As far back as I can remember, Otto’s Brauhaus has been there, a mile north of the Turnpike, on busy Easton Road, even before the Days Inn was erected next door.
Indeed, it was founded over 75 years ago.
Though it changed ownership a few years ago, the new owners were smart enough to make this change invisible. The menu, the chefs, the longtime hostess—Ursula—the serving staff and the restaurant’s interior are largely intact, thereby holding on to Otto’s large, longtime following.
Otto's offers four dining areas from which to choose: a light airy room with big bay windows, a darker central dining room, a cozy atmospheric bar decorated with hanging moose heads and shelves of beer steins, and an unusually large canopy-covered and tree-shaded outside patio—great for alfresco dining this time of year.
The large portions of stick-to-your-ribs food—many of which are served with rich gravies—are best washed down by a sudsy, cold German beer. There are no less than 15 German brews on draft, and 20 more German brands are available in bottles, including four varieties of rare (read: expensive) Ayinger’s, plus a few popular domestics.
German cuisine is decidedly meat-centric, favoring beef, veal, pork tenders, and steaks and chops. But you don’t have to have German food. The menu offers lots of standard American dishes, including seafood, sandwiches and salads.
At dinner, the entrées run $14 to $25. (At lunchtime, many of these same plates are only $9 to $13). The tab for our dinner for two, with appetizer and soup, including two beers, was $52.
Also, Otto’s is widely known for its great breakfasts; its three-egg omelets are among the most original and best in the ‘burbs.
A bowl of snapper soup was rich, thick and meaty with good flavor enhanced by a few drops of sherry.
My companion’s bratwurst—two large veal sausages—was tender, mild and savory. The side dishes of classic German potato salad and creamed spinach were on target.
The day’s special, the “German Trio,” overflowed the plate and allowed me to taste chicken Jaeger, “leberkase” (veal loaf) and orange glazed overcooked ham steak, with red cabbage.
I recommend any dish named “Jaeger-something,” such as the Jaeger Schnitzel (veal), whose sauce—a mushroom, bacon and onion gravy with a splash of white wine and cream—is superb.
Our “St. Pauli Girl” server was attentive and assured.
At one previous early evening visit, we sat inside. At 6 p.m., the overhead speakers began blaring stereotypical, Old World German “oompah band” music. Thankfully, at our request, the overly high decibels were turned way down, and our conversation could resume.
A week ago, we took advantage of the perfect late June weather, choosing a table on the outside patio under the canopy. The setting sun provided a warm glow.
Of course, I ordered a bottle of St. Pauli Girl beer and a chilled glass, while my LDC (Lovely Dining Companion) had a Miller Lite. We shared a dozen steamed clams in a buttery clam broth and a bowl of snapper soup. Both were very appetizing starters.

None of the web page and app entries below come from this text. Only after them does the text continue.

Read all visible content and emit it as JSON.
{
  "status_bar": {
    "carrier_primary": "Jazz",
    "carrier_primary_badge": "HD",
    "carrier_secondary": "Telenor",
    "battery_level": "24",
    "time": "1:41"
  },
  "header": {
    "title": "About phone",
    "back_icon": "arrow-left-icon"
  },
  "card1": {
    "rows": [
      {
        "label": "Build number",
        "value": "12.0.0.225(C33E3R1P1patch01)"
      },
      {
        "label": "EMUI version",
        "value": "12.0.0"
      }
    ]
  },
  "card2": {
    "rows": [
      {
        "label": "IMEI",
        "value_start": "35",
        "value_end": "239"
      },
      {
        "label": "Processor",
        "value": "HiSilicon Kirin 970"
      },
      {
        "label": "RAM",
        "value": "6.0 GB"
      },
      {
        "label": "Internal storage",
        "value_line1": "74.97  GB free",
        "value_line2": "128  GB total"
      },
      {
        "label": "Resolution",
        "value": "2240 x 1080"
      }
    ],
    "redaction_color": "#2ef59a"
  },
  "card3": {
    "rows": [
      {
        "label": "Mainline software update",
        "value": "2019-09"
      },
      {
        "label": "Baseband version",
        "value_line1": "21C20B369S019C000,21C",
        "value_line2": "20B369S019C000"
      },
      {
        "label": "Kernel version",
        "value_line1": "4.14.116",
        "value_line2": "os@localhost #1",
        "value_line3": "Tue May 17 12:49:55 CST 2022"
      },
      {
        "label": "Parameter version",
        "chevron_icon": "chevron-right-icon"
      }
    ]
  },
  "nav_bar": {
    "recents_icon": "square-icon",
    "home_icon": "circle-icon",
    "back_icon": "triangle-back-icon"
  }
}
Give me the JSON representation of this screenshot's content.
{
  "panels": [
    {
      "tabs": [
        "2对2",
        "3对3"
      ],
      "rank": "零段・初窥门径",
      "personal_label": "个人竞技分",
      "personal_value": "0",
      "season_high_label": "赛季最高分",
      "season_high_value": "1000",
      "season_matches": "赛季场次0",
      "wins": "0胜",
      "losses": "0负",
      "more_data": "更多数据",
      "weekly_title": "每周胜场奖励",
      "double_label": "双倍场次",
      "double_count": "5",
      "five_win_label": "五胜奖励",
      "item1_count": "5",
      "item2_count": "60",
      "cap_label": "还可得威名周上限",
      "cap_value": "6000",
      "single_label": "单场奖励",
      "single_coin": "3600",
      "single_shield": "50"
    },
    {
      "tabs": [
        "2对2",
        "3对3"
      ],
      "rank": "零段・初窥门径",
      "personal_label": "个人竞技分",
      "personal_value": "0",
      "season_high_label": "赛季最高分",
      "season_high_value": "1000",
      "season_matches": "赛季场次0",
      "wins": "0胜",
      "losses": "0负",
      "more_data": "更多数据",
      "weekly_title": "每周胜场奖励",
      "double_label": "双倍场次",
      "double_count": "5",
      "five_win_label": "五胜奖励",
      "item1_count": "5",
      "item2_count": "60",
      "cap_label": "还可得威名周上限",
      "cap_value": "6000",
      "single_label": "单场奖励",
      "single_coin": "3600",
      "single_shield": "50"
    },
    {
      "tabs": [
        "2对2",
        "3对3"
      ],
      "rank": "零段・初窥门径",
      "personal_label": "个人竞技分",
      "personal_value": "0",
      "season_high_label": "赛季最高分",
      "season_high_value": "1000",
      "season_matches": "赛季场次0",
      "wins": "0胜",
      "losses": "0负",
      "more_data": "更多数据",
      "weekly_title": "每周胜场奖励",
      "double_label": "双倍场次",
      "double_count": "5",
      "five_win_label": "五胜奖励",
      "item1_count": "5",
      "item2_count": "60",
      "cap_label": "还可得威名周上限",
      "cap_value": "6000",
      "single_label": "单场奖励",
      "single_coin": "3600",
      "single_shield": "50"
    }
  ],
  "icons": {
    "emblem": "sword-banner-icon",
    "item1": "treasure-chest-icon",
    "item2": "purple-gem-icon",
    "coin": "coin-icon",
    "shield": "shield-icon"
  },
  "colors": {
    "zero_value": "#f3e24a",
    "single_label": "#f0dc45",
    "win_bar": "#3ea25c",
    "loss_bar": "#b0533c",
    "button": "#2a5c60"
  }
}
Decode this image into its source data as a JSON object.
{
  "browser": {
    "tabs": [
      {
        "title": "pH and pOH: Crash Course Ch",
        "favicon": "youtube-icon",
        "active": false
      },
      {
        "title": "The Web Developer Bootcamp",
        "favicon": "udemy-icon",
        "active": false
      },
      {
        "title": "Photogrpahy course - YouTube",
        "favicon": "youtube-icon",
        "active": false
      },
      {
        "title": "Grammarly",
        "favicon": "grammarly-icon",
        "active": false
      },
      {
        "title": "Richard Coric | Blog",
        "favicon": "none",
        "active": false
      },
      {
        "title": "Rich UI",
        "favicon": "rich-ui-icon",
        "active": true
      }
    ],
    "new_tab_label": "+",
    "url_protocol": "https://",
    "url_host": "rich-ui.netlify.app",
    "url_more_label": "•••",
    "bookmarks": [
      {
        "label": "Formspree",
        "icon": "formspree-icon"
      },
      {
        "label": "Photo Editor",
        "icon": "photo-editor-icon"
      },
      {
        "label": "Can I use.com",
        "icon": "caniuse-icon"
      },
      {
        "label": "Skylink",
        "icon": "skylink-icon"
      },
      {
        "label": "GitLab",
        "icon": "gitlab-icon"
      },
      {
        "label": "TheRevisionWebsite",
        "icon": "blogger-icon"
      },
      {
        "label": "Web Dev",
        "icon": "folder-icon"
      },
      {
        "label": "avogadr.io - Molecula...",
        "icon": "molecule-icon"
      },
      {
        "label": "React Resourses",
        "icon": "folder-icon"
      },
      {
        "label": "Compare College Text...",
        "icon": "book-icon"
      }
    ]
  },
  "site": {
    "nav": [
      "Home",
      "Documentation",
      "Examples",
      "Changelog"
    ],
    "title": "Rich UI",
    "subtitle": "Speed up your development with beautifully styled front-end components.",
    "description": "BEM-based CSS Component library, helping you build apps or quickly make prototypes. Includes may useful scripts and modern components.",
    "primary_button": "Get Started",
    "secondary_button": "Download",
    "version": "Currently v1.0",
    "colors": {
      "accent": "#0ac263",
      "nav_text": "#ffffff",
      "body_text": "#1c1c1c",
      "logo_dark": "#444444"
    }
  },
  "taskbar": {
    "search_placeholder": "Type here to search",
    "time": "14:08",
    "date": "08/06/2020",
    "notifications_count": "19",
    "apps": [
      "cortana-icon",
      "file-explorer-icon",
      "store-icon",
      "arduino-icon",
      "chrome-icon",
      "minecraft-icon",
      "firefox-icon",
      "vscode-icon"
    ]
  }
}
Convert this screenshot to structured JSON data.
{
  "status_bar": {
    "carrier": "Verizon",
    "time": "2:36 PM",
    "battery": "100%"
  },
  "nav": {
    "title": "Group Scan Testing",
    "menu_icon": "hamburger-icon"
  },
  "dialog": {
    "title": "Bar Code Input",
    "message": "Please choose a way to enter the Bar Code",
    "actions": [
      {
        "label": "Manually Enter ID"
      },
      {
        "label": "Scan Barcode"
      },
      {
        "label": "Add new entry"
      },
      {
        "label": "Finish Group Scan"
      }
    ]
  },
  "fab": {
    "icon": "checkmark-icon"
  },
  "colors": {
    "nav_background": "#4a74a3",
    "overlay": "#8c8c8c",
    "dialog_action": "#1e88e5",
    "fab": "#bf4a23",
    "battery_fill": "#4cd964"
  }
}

I was attracted to the photo at the top of the German specialties page of the menu. It was the loin of pork platter with spaetzle (German-style noodles) and red cabbage ($16). The platter was exactly like the photo. I really liked the spaetzle, though the thick slices of pork loin were a bit too well done for me.
My LDC picked an amazing salad topped with four delicious lamb chops ($11) as her main course, and she really loved it. She was able to substitute mozzarella for the goat cheese.
For dessert, we had the homemade bread pudding topped with whipped cream. It was just “OK,” according to my bread-pudding-loving LDC.
To contact Mitch Davis, you can e-mail him at: MdavisMainCourse@aol.com
Overall rating: mmm (out of 5 m’s)
The Main Course at Otto’s Brauhaus:
Location:233 Easton Road (Route 611), Horsham
Hours: Breakfast, lunch and dinner daily, 7 a.m. to 10 p.m.
Dinner prices: Appetizers: $7 to $9; entrées, $15 to $30
Ambiance: An old-world classic feel
Credit cards: All major accepted
Alcoholic beverages: Full bar, great beer selection